A dislocated shoulder is painful and requires treatment. Your shoulder joint is one of the most mobile joints in your body. It can move and rotate in many different directions – but it’s this very flexibility that makes it one of the easiest joints to dislocate.
The shoulder works as a ball and socket joint. The ball is at the round top of your arm bone (the humerus] and it fits into the socket space in your shoulder blade (the scapula).
A dislocation of the shoulder happens when the head of the humerus is forced out of its normal position and moves – partially or completely – out of the socket. This is called a dislocation and it causes pain and swelling, and it immobilizes your arm. Most shoulder dislocations are the result of a sports injury or an accident, such as a fall.
Manual Repositioning of a Dislocated Shoulder
Usually, the first step in the treatment of a dislocated shoulder is to return the bone to its natural position. A doctor will manipulate the ball of the upper arm bone back into the joint socket. This process is called a closed reduction. Pain usually decreases considerably after a reduction. X-rays will usually follow the reduction.
Once your doctor reviews your X-ray results, you may be given a sling or other device to keep your shoulder immobilized for several weeks. You may be prescribed medicine to block pain and relax your muscles.
After the pain and swelling go down, physical therapy can help restore your shoulder’s range of motion and strengthen the muscles in the area. As your shoulder continues to heal, you will perform weight-bearing exercises.

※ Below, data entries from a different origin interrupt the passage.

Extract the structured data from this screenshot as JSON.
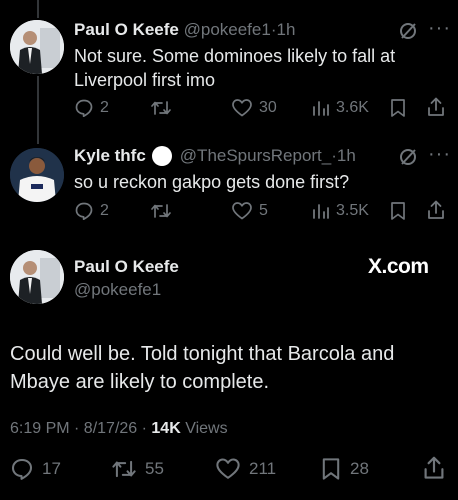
{
  "tweets": [
    {
      "name": "Paul O Keefe",
      "handle": "@pokeefe1",
      "sep": "·",
      "time": "1h",
      "text_line1": "Not sure. Some dominoes likely to fall at",
      "text_line2": "Liverpool first imo",
      "replies": "2",
      "likes": "30",
      "views": "3.6K"
    },
    {
      "name": "Kyle thfc",
      "handle": "@TheSpursReport_",
      "sep": "·",
      "time": "1h",
      "text_line1": "so u reckon gakpo gets done first?",
      "replies": "2",
      "likes": "5",
      "views": "3.5K"
    }
  ],
  "main": {
    "name": "Paul O Keefe",
    "handle": "@pokeefe1",
    "brand": "X.com",
    "text_line1": "Could well be. Told tonight that Barcola and",
    "text_line2": "Mbaye are likely to complete.",
    "timestamp": "6:19 PM · 8/17/26 · ",
    "views_count": "14K",
    "views_label": " Views",
    "stats": {
      "replies": "17",
      "reposts": "55",
      "likes": "211",
      "bookmarks": "28"
    }
  },
  "icons": {
    "more": "more-icon",
    "grok": "grok-icon",
    "reply": "reply-icon",
    "repost": "repost-icon",
    "like": "like-icon",
    "views": "views-icon",
    "bookmark": "bookmark-icon",
    "share": "share-icon"
  },
  "colors": {
    "background": "#000000",
    "text": "#e7e9ea",
    "muted": "#71767b"
  }
}
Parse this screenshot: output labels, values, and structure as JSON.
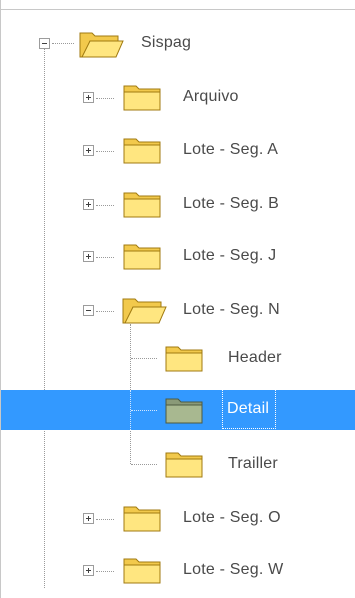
{
  "tree": {
    "root": {
      "label": "Sispag",
      "expanded": true
    },
    "children": [
      {
        "label": "Arquivo",
        "expanded": false
      },
      {
        "label": "Lote - Seg. A",
        "expanded": false
      },
      {
        "label": "Lote - Seg. B",
        "expanded": false
      },
      {
        "label": "Lote - Seg. J",
        "expanded": false
      },
      {
        "label": "Lote - Seg. N",
        "expanded": true,
        "children": [
          {
            "label": "Header"
          },
          {
            "label": "Detail",
            "selected": true
          },
          {
            "label": "Trailler"
          }
        ]
      },
      {
        "label": "Lote - Seg. O",
        "expanded": false
      },
      {
        "label": "Lote - Seg. W",
        "expanded": false
      }
    ]
  },
  "colors": {
    "selection": "#3399ff",
    "folder_fill": "#ffe680",
    "folder_selected_fill": "#a8b890",
    "text": "#4a4a4a"
  }
}
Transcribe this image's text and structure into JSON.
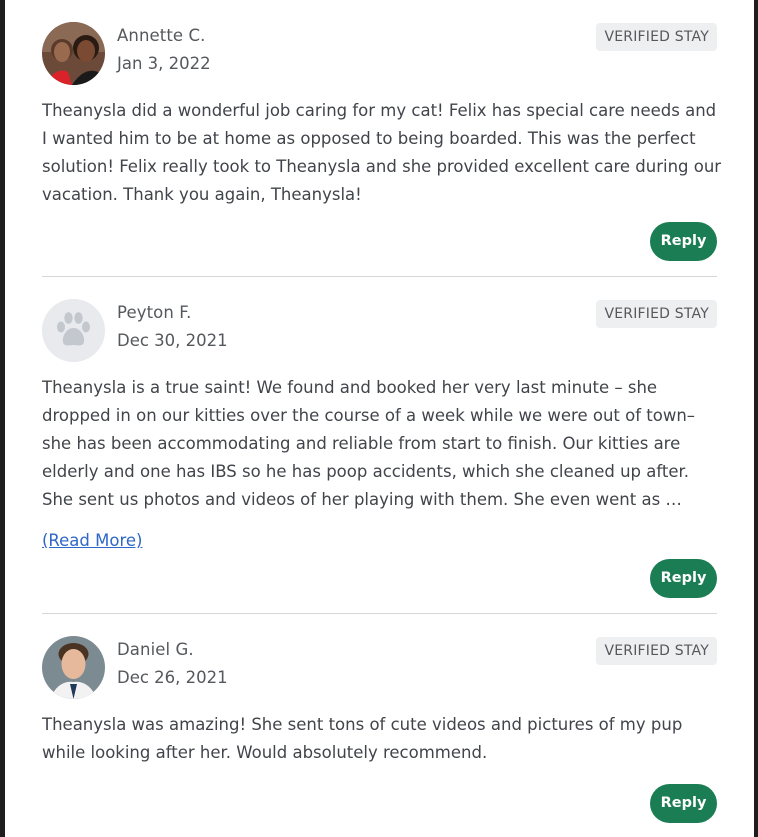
{
  "reviews": [
    {
      "name": "Annette C.",
      "date": "Jan 3, 2022",
      "badge": "VERIFIED STAY",
      "text": "Theanysla did a wonderful job caring for my cat! Felix has special care needs and I wanted him to be at home as opposed to being boarded. This was the perfect solution! Felix really took to Theanysla and she provided excellent care during our vacation. Thank you again, Theanysla!",
      "reply_label": "Reply",
      "avatar_icon": "user-photo"
    },
    {
      "name": "Peyton F.",
      "date": "Dec 30, 2021",
      "badge": "VERIFIED STAY",
      "text": "Theanysla is a true saint! We found and booked her very last minute – she dropped in on our kitties over the course of a week while we were out of town– she has been accommodating and reliable from start to finish. Our kitties are elderly and one has IBS so he has poop accidents, which she cleaned up after. She sent us photos and videos of her playing with them. She even went as …",
      "read_more": "(Read More)",
      "reply_label": "Reply",
      "avatar_icon": "paw-icon"
    },
    {
      "name": "Daniel G.",
      "date": "Dec 26, 2021",
      "badge": "VERIFIED STAY",
      "text": "Theanysla was amazing! She sent tons of cute videos and pictures of my pup while looking after her. Would absolutely recommend.",
      "reply_label": "Reply",
      "avatar_icon": "user-photo"
    }
  ],
  "colors": {
    "reply_button": "#1b7d53",
    "badge_bg": "#eeeff1",
    "link": "#2e67c8",
    "text": "#41444a"
  }
}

Your doctor will tell you when you can return to your normal routine. Until then, avoid any activities that place too much stress on your shoulder joint. This may include playing most sports, heavy lifting, and moving your arm above shoulder level. It usually takes up to 14 weeks for your shoulder to return to its normal function.
Surgery for a Dislocated Shoulder
Occasionally, the closed reduction of the dislocated shoulder may fail. If this occurs, it will be necessary for an orthopedic surgeon to perform an open, surgical reduction. In some cases, traction (a system of weights and pulleys) may be required for healing.
Surgery may be needed to repair the damage to your shoulder caused by dislocation. Many of these procedures can be performed using arthroscopic surgery, where a miniature camera and a light are inserted through a small incision and very small tools are used for the surgery.
You may also need surgery if your shoulder dislocates in the future; having had a dislocation increases the risk that it may occur again so it’s very important to participate in physical therapy to build up your strength and optimize the stability of the shoulder.
Dr. Bill Hefley is devoted to treating a broad range of conditions affecting the shoulder, hip, and knee, both operatively and nonoperatively. If you have any questions about the treatment of shoulder injuries, please contact us. Call (800) 336-2412 or use our online appointment request form.